As an Emory University affiliate, they benefit from the close association with a leading academic institution. All of their team members are Emory University employees.
Their programs and projects currently reach hundreds of millions of people in 154 countries.
The Task Force consists of eight programs focused on neglected tropical diseases, vaccines, field epidemiology, public health informatics, and health workforce development. The Task Force plays essential convening roles for the programs and helps them advocate to funders and partners. It also provides an agile and responsive platform for programmatic success. A collaborative approach is common to all of their programs.
Neglected tropical diseases (NTDs) are burdens for many developing countries. These diseases cause blindness, disfigurement, cognitive impairment, stunted growth, and even death. They implement comprehensive programs to control and eliminate five NTDs – blinding trachoma, river blindness, lymphatic filariasis (elephantiasis), intestinal worms, and snail fever. This work is largely supported by pharmaceutical companies that provide financial support and donate billions of dollars annually of antibiotic and anti-parasitic medicines.
Vaccines are a vital tool to protect health – and they work to increase access to vaccines for cholera and influenza in developing countries. They also are playing a major role in polio eradication by helping countries switch to safer and more effective vaccines and address barriers to eradication.
They assist U.S. public health agencies and developing countries in building their public health infrastructure by training healthcare workers in how to detect and respond to disease outbreaks such as Ebola and by improving the use of information to protect and promote health. They also help developing countries build human resource information systems to manage the licensing requirements of their healthcare workforce.
The Task Force is playing an increasing role in supporting the Global Health Security Agenda. This includes providing assistance with influenza pandemic preparedness, building disease surveillance capacity, and responding to emerging infectious diseases such as Zika virus.
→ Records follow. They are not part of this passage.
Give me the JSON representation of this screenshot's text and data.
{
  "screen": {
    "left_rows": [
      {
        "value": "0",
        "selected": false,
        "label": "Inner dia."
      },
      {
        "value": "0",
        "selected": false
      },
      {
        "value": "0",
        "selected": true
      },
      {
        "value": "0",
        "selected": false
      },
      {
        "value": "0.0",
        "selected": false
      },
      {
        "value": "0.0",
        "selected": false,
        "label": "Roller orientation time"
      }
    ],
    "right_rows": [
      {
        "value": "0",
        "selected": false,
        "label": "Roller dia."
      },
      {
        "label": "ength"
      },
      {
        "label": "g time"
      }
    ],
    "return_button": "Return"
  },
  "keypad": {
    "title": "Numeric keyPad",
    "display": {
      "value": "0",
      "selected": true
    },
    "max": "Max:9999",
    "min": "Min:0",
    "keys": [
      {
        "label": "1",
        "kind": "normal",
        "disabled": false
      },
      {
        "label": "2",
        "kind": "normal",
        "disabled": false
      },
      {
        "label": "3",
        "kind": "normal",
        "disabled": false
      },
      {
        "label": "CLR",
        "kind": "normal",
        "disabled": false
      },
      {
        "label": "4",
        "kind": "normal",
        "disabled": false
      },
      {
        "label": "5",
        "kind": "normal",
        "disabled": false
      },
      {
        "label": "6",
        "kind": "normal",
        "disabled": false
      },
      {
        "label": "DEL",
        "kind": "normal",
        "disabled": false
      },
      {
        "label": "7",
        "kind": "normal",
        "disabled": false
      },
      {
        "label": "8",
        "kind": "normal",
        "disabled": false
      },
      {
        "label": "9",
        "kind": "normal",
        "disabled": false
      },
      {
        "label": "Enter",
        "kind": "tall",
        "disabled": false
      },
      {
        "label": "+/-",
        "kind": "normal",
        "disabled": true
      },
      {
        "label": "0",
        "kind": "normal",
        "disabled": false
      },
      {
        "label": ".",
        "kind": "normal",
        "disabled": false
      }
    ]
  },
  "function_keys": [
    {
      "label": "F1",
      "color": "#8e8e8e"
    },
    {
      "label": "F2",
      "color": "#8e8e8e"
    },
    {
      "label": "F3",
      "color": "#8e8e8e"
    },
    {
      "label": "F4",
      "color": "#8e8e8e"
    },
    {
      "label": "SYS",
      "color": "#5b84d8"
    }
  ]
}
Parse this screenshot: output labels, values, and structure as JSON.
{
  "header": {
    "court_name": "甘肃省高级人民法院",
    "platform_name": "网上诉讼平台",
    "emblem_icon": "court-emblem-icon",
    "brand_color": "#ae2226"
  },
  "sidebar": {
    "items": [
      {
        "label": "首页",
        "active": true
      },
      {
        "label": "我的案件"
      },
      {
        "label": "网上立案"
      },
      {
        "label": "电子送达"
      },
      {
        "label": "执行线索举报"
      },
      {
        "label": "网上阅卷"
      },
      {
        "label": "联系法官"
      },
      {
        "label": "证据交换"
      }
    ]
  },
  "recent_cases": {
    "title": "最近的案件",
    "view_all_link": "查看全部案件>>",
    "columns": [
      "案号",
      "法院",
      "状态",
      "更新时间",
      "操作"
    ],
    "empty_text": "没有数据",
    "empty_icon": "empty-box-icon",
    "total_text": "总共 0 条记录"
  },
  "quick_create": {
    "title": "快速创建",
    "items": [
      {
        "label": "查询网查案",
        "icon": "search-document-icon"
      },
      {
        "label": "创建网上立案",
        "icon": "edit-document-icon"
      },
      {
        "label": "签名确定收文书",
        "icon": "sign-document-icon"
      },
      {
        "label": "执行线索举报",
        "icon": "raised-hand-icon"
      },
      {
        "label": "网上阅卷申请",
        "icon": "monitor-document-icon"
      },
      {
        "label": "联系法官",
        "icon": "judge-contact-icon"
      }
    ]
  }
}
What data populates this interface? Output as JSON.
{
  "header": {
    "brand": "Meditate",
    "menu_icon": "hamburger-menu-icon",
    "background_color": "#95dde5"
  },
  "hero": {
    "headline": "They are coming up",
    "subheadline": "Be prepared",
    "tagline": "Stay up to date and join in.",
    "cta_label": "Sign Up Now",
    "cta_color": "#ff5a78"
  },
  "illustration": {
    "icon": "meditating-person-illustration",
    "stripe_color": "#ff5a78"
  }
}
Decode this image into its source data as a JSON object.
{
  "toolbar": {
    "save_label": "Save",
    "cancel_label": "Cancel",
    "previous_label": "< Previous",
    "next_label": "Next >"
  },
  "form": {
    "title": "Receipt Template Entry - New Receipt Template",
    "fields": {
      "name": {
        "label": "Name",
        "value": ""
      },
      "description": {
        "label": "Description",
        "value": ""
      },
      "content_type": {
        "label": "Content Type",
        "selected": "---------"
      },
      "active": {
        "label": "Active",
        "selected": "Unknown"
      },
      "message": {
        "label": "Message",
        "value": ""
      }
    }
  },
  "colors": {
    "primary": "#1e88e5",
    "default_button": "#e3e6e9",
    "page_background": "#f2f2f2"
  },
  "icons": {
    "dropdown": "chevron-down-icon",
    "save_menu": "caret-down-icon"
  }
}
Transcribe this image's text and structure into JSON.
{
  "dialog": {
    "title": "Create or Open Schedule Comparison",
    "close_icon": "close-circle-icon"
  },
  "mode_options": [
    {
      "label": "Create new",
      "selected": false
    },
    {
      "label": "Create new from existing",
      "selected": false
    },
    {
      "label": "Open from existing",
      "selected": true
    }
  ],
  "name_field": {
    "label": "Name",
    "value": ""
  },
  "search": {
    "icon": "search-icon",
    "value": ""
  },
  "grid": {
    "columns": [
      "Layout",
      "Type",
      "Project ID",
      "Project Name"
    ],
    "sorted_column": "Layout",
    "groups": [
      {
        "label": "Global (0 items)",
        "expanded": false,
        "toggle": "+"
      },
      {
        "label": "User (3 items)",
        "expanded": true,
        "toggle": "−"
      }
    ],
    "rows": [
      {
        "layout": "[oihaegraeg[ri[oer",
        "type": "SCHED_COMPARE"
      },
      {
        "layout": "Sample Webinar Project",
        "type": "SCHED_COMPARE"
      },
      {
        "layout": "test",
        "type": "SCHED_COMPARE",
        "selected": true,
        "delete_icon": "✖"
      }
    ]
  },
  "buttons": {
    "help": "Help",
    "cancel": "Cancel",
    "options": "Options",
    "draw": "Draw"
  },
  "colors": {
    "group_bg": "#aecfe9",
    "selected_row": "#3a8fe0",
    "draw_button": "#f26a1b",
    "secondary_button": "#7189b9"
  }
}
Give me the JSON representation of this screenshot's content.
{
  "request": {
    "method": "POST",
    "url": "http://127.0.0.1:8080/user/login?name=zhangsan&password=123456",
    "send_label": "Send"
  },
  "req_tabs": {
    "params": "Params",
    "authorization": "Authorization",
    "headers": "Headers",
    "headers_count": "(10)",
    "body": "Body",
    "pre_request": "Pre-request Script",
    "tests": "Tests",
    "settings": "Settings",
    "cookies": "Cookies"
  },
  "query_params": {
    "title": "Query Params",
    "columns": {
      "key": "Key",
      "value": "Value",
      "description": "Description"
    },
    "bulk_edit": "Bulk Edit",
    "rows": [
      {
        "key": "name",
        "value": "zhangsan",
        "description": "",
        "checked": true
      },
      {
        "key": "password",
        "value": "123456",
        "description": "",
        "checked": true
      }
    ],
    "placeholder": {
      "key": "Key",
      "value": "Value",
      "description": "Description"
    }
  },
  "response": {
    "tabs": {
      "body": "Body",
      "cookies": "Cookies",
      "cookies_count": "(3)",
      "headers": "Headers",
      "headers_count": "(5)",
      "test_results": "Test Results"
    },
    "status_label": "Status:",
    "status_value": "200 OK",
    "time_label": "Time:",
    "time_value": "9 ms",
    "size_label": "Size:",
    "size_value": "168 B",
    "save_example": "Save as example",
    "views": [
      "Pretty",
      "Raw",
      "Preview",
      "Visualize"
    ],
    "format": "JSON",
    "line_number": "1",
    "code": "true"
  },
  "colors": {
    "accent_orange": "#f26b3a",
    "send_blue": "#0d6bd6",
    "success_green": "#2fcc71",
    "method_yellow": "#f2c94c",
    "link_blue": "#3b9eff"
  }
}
The Task Force was founded in 1984 to work on a single global health issue–low childhood immunization rates in developing countries. They have endured for more than 30 years because of the great need for their services, especially their ability to mobilize partnerships and focus resources and expertise on global health problems.See more